Pay Raise For Federal Employees
Pay raises are an important part of a federal employee’s compensation package. They can mean higher paychecks, better health benefits, more time to spend with family and less stress.
A pay raise is typically approved in the last quarter of the year and goes into effect the following January. The pay raises for civilian employees are split between “across-the-board” base pay raises and locality adjustments that vary by job and location.
Each General Schedule (GS) grade has 10 pay steps, each with a $1,634 salary increase. GS employees earn pay steps based on their work history and performance.
In addition, GS employees are paid extra for time-limited promotions, such as career-ladder or merit promotion plan. Some agencies also offer recruitment bonuses and relocation allowances to attract and retain talent in a particular position.

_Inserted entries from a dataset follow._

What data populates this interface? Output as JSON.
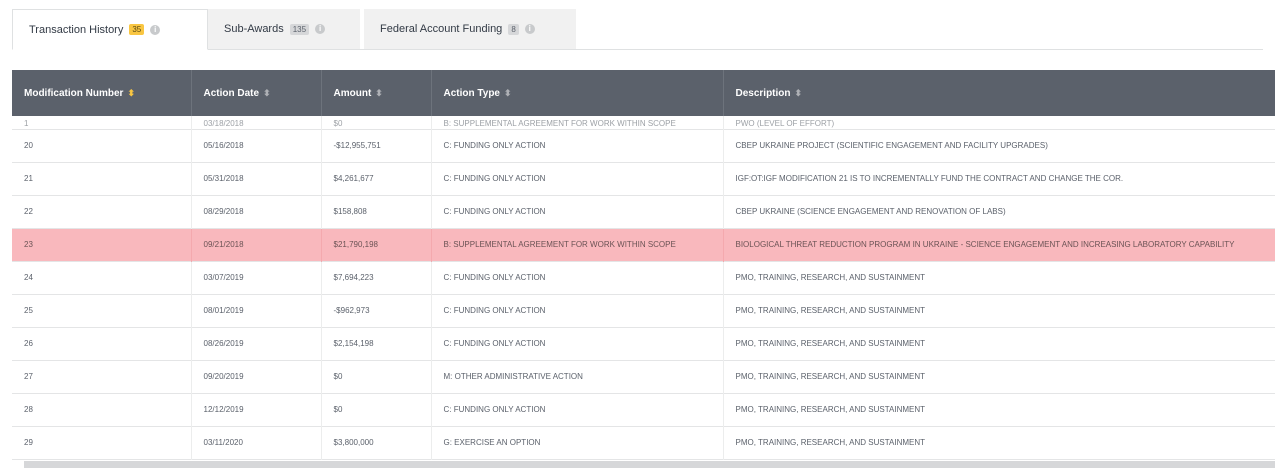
{
  "tabs": [
    {
      "label": "Transaction History",
      "count": "35",
      "active": true
    },
    {
      "label": "Sub-Awards",
      "count": "135",
      "active": false
    },
    {
      "label": "Federal Account Funding",
      "count": "8",
      "active": false
    }
  ],
  "table": {
    "columns": [
      "Modification Number",
      "Action Date",
      "Amount",
      "Action Type",
      "Description"
    ],
    "partial_row": [
      "1",
      "03/18/2018",
      "$0",
      "B: SUPPLEMENTAL AGREEMENT FOR WORK WITHIN SCOPE",
      "PWO (LEVEL OF EFFORT)"
    ],
    "rows": [
      [
        "20",
        "05/16/2018",
        "-$12,955,751",
        "C: FUNDING ONLY ACTION",
        "CBEP UKRAINE PROJECT (SCIENTIFIC ENGAGEMENT AND FACILITY UPGRADES)"
      ],
      [
        "21",
        "05/31/2018",
        "$4,261,677",
        "C: FUNDING ONLY ACTION",
        "IGF:OT:IGF MODIFICATION 21 IS TO INCREMENTALLY FUND THE CONTRACT AND CHANGE THE COR."
      ],
      [
        "22",
        "08/29/2018",
        "$158,808",
        "C: FUNDING ONLY ACTION",
        "CBEP UKRAINE (SCIENCE ENGAGEMENT AND RENOVATION OF LABS)"
      ],
      [
        "23",
        "09/21/2018",
        "$21,790,198",
        "B: SUPPLEMENTAL AGREEMENT FOR WORK WITHIN SCOPE",
        "BIOLOGICAL THREAT REDUCTION PROGRAM IN UKRAINE - SCIENCE ENGAGEMENT AND INCREASING LABORATORY CAPABILITY"
      ],
      [
        "24",
        "03/07/2019",
        "$7,694,223",
        "C: FUNDING ONLY ACTION",
        "PMO, TRAINING, RESEARCH, AND SUSTAINMENT"
      ],
      [
        "25",
        "08/01/2019",
        "-$962,973",
        "C: FUNDING ONLY ACTION",
        "PMO, TRAINING, RESEARCH, AND SUSTAINMENT"
      ],
      [
        "26",
        "08/26/2019",
        "$2,154,198",
        "C: FUNDING ONLY ACTION",
        "PMO, TRAINING, RESEARCH, AND SUSTAINMENT"
      ],
      [
        "27",
        "09/20/2019",
        "$0",
        "M: OTHER ADMINISTRATIVE ACTION",
        "PMO, TRAINING, RESEARCH, AND SUSTAINMENT"
      ],
      [
        "28",
        "12/12/2019",
        "$0",
        "C: FUNDING ONLY ACTION",
        "PMO, TRAINING, RESEARCH, AND SUSTAINMENT"
      ],
      [
        "29",
        "03/11/2020",
        "$3,800,000",
        "G: EXERCISE AN OPTION",
        "PMO, TRAINING, RESEARCH, AND SUSTAINMENT"
      ]
    ],
    "highlight_row_index": 3
  },
  "icons": {
    "info": "info-circle-icon",
    "sort": "sort-arrows-icon"
  },
  "colors": {
    "header_bg": "#5b616b",
    "highlight_row": "#f9b8bd",
    "badge_active": "#f9c642"
  }
}
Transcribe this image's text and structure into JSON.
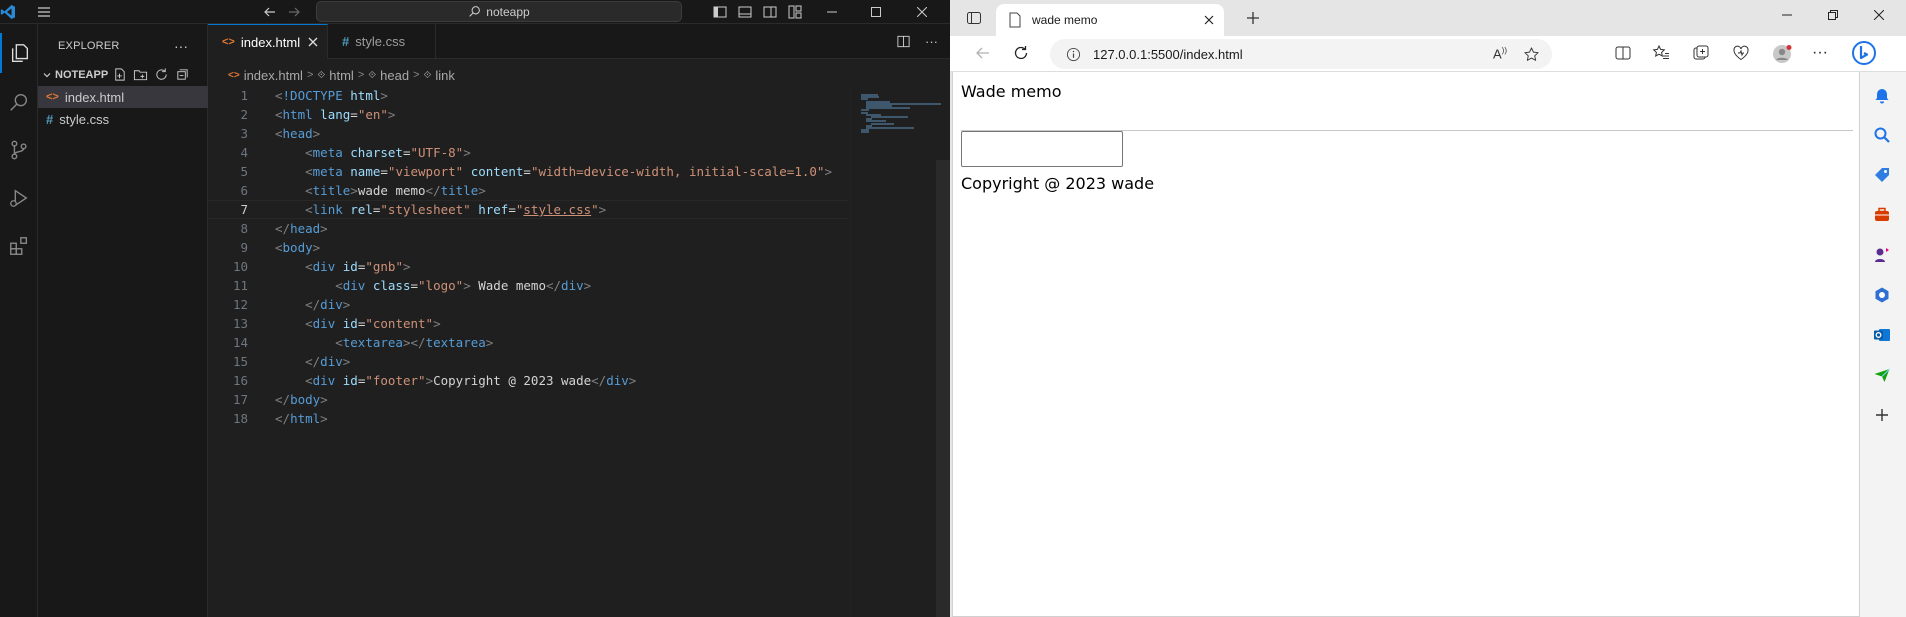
{
  "vscode": {
    "search_text": "noteapp",
    "explorer_title": "EXPLORER",
    "folder_name": "NOTEAPP",
    "files": [
      {
        "name": "index.html",
        "icon": "html-file-icon",
        "selected": true
      },
      {
        "name": "style.css",
        "icon": "css-file-icon",
        "selected": false
      }
    ],
    "tabs": [
      {
        "label": "index.html",
        "active": true
      },
      {
        "label": "style.css",
        "active": false
      }
    ],
    "breadcrumb": [
      "index.html",
      "html",
      "head",
      "link"
    ],
    "line_numbers": [
      "1",
      "2",
      "3",
      "4",
      "5",
      "6",
      "7",
      "8",
      "9",
      "10",
      "11",
      "12",
      "13",
      "14",
      "15",
      "16",
      "17",
      "18"
    ],
    "current_line": 7,
    "code_lines": [
      "<!DOCTYPE html>",
      "<html lang=\"en\">",
      "<head>",
      "    <meta charset=\"UTF-8\">",
      "    <meta name=\"viewport\" content=\"width=device-width, initial-scale=1.0\">",
      "    <title>wade memo</title>",
      "    <link rel=\"stylesheet\" href=\"style.css\">",
      "</head>",
      "<body>",
      "    <div id=\"gnb\">",
      "        <div class=\"logo\"> Wade memo</div>",
      "    </div>",
      "    <div id=\"content\">",
      "        <textarea></textarea>",
      "    </div>",
      "    <div id=\"footer\">Copyright @ 2023 wade</div>",
      "</body>",
      "</html>"
    ]
  },
  "browser": {
    "tab_title": "wade memo",
    "url": "127.0.0.1:5500/index.html",
    "page": {
      "logo": "Wade memo",
      "textarea_value": "",
      "footer": "Copyright @ 2023 wade"
    }
  },
  "colors": {
    "vscode_bg": "#1f1f1f",
    "vscode_accent": "#0078d4",
    "html_tag": "#569cd6",
    "html_attr": "#9cdcfe",
    "html_string": "#ce9178",
    "browser_chrome": "#e5e5e5"
  }
}
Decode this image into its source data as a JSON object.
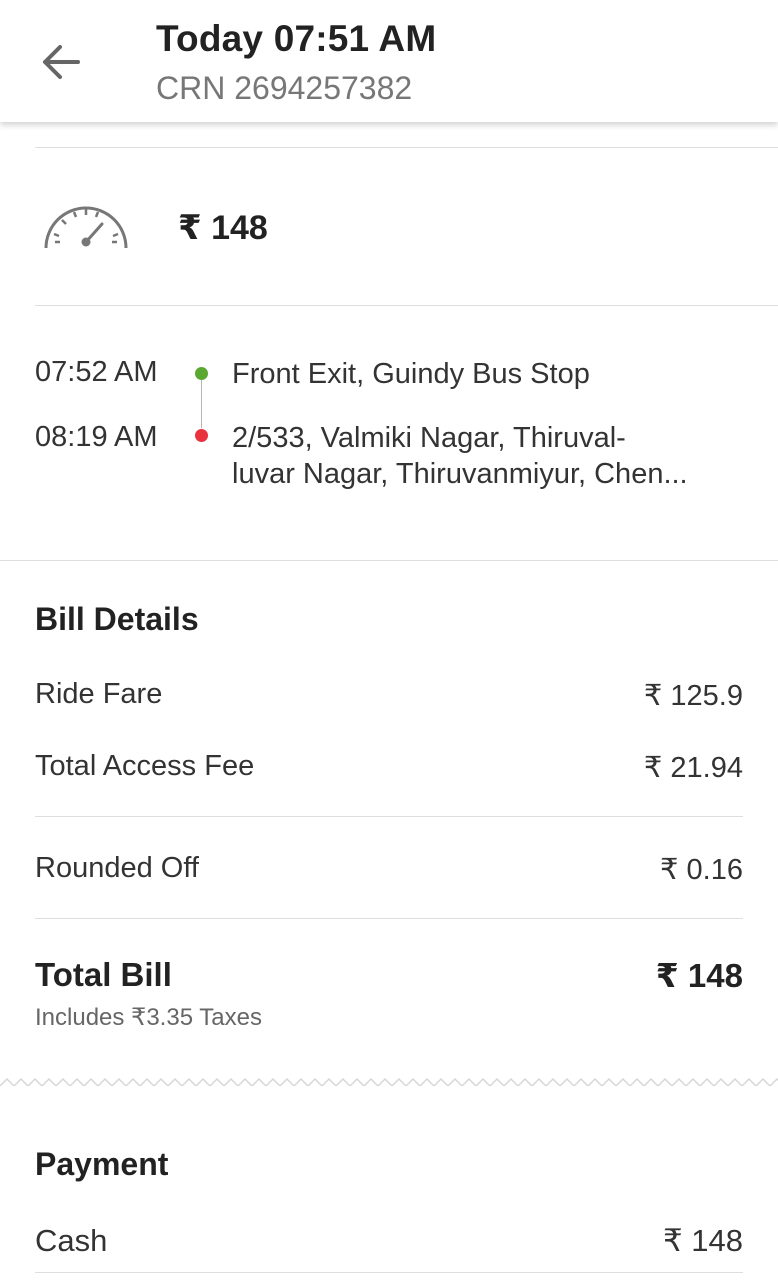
{
  "header": {
    "title": "Today 07:51 AM",
    "subtitle": "CRN 2694257382",
    "back_icon": "arrow-left-icon"
  },
  "fare": {
    "icon": "speedometer-icon",
    "amount": "₹ 148"
  },
  "trip": {
    "pickup": {
      "time": "07:52 AM",
      "address": "Front Exit, Guindy Bus Stop",
      "dot_color": "#5aa832"
    },
    "drop": {
      "time": "08:19 AM",
      "address_line1": "2/533, Valmiki Nagar, Thiruval-",
      "address_line2": "luvar Nagar, Thiruvanmiyur, Chen...",
      "dot_color": "#e8333e"
    }
  },
  "bill": {
    "title": "Bill Details",
    "rows": [
      {
        "label": "Ride Fare",
        "value": "₹ 125.9"
      },
      {
        "label": "Total Access Fee",
        "value": "₹ 21.94"
      },
      {
        "label": "Rounded Off",
        "value": "₹ 0.16"
      }
    ],
    "total_label": "Total Bill",
    "total_value": "₹ 148",
    "tax_note": "Includes ₹3.35 Taxes"
  },
  "payment": {
    "title": "Payment",
    "method": "Cash",
    "amount": "₹ 148"
  }
}
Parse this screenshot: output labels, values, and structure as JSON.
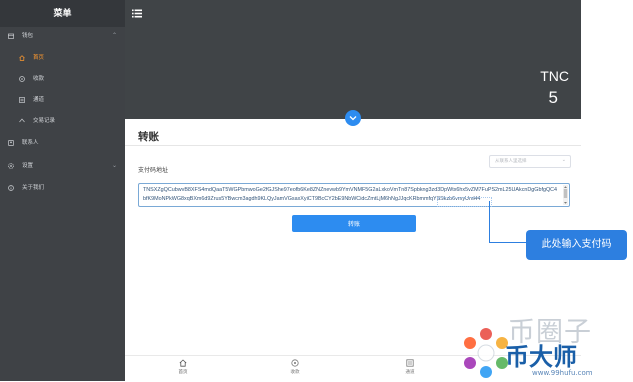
{
  "sidebar": {
    "title": "菜单",
    "items": [
      {
        "label": "钱包",
        "icon": "wallet-icon"
      },
      {
        "label": "首页",
        "icon": "home-icon"
      },
      {
        "label": "收款",
        "icon": "receive-icon"
      },
      {
        "label": "通道",
        "icon": "channel-icon"
      },
      {
        "label": "交易记录",
        "icon": "record-icon"
      },
      {
        "label": "联系人",
        "icon": "contacts-icon"
      },
      {
        "label": "设置",
        "icon": "settings-icon"
      },
      {
        "label": "关于我们",
        "icon": "info-icon"
      }
    ]
  },
  "header": {
    "coin_name": "TNC",
    "balance": "5"
  },
  "transfer": {
    "title": "转账",
    "address_label": "支付码地址",
    "contact_select_placeholder": "从联系人里选择",
    "address_value": "TNSXZgQCubwvB8XFS4mdQaaT5WGPbmwoGe2fGJShe97eofb6Ke8ZNZnevwb9YmVNMF5G2aLxkoVmTn87Spbkng3zd3DpWtx6hx5vZM7FuPS2mL25UAkcnDgGbfgQC4bfK9MoNPkWG8xqBXm6d9Zrus5YBwcm3agdh9KLQyJamVGsaxXyiCT9BcCY2bE9NbWCidcZmtLjM6hNgJJqcKRbmmfqYSSkzb6vmyUmH4",
    "submit_label": "转账"
  },
  "annotation": {
    "callout_text": "此处输入支付码"
  },
  "bottom_nav": [
    {
      "label": "首页",
      "icon": "home-icon"
    },
    {
      "label": "收款",
      "icon": "receive-icon"
    },
    {
      "label": "通道",
      "icon": "channel-icon"
    }
  ],
  "watermark": {
    "line1": "币圈子",
    "line2": "币大师",
    "url": "www.99hufu.com"
  },
  "colors": {
    "sidebar_bg": "#3f4246",
    "header_bg": "#404447",
    "accent": "#2d8cf0",
    "active_menu": "#ff9a2f"
  }
}
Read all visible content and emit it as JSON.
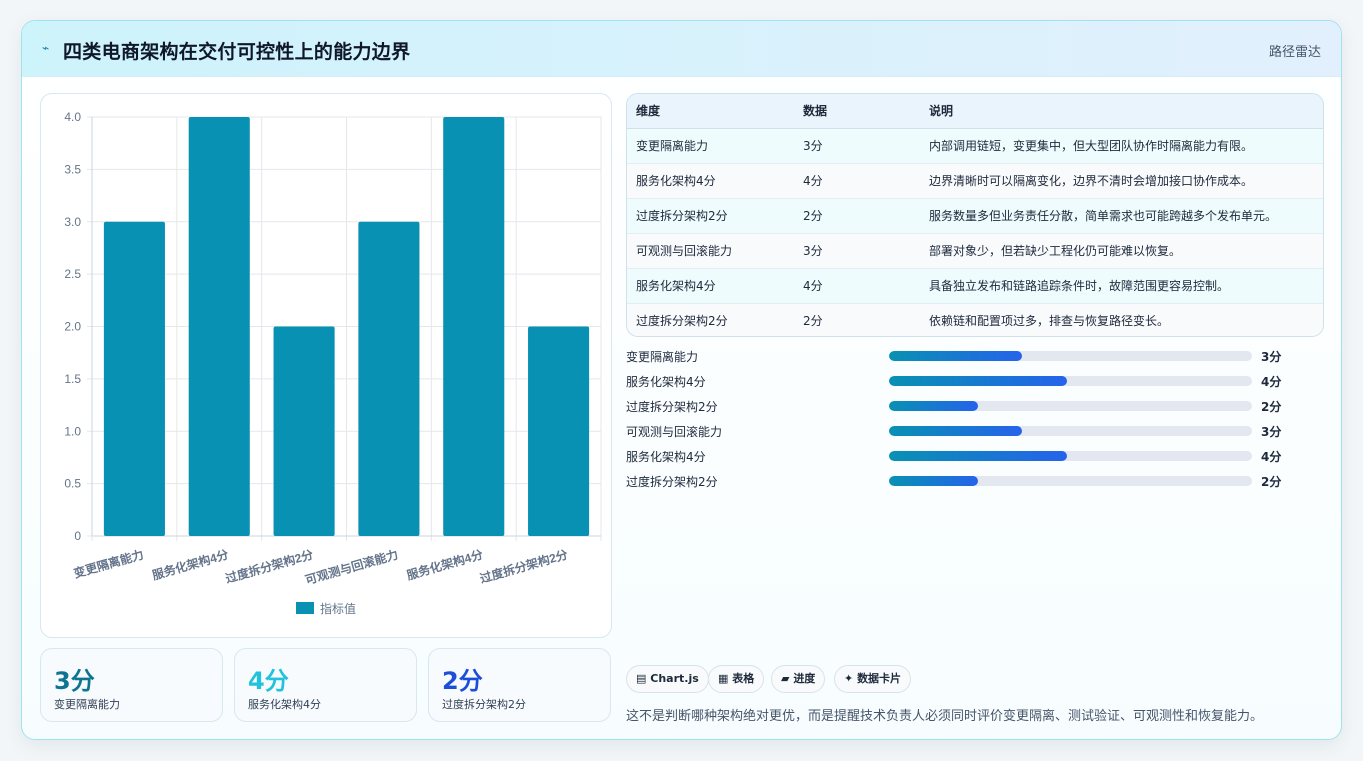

The total amount of a pay raise is often determined by combining the across-the-board base pay rise with any locality adjustment percentages. Those who receive a larger locality boost may have to adjust their salaries to keep pace with the average rate of inflation.
As the President of the United States and Congress debate a possible pay increase for federal employees, there is a growing concern that the gap between what federal workers are paid compared to non-federal employees is too wide. The gap in pay between the two groups has grown to about five percent and is estimated to cost taxpayers more than $19.2 billion a year.
That’s why many Democratic lawmakers are calling on Congress to pass a law boosting Federal pay to an average of eight percent per year, or to eliminate the pay disparity altogether. A bill introduced by Congressman Gerry Connolly, D-Va., and Senator Brian Schatz, D-Hawaii, would do just that. It would also help close the pay gap for many more workers, including police officers and teachers.